The largest United States tributary to Lake Superior is one of the most endangered rivers in the country, according to the conservation group American Rivers.
The 194-mile-long St. Louis River – which begins near Hoyt Lakes, Minnesota, and flows through the Superior National Forest into Wisconsin before finally emptying into Lake Superior – came in at No. 8 on American Rivers' America's Most Endangered Rivers report.
The annual report released Monday highlights 10 rivers that face urgent environmental threats, and the St. Louis River is one of five on the list threatened by some kind of mining.

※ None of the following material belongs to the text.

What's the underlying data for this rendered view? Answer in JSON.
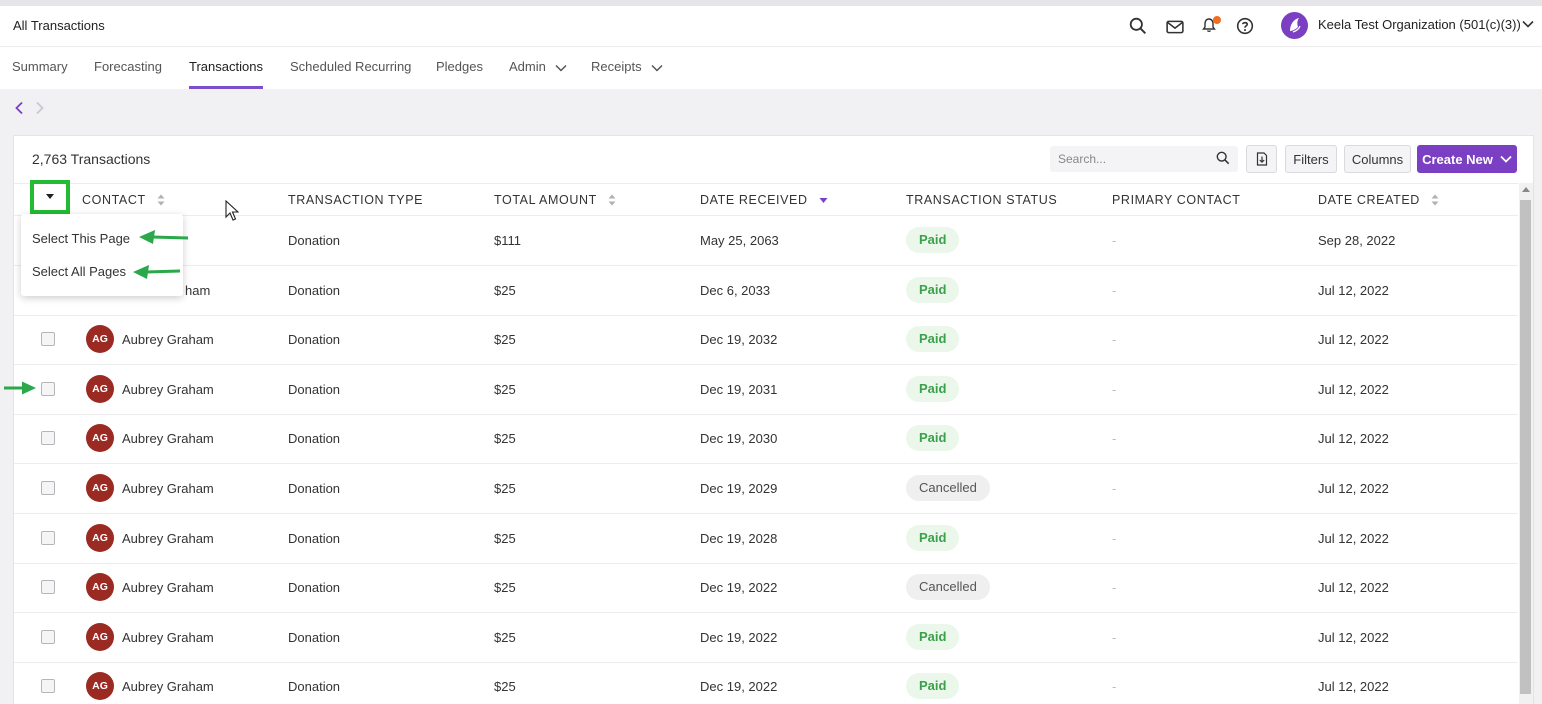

American Rivers says copper-nickel mining proposals (such as PolyMet's NorthMet project) near the river's headwaters puts drinking water, wildlife and thousands of acres of forested wetlands and streams at risk.
Within a few weeks, state and federal agencies will decide if PolyMet's environmental review is complete enough to allow the company to apply for permits to start the mine, the Duluth News Tribune says. If permits are approved, work on the mine could begin later this year.
American Rivers is urging officials to deny the permits because it argues PolyMet's plan doesn't sufficiently protect the river and surrounding communities. However, PolyMet officials maintain the project – which would tap into one of the largest and untouched copper and nickel deposits on Earth – would meet all state and federal water quality rules, and boost the state's economy.
The St. Louis River is the second river in the state to make American Rivers' list in the last three years because of copper-nickel mining proposals, MPR News reports. In 2013, the South Kawishiwi River, which flows into the Boundary Waters, was No. 6 on the list.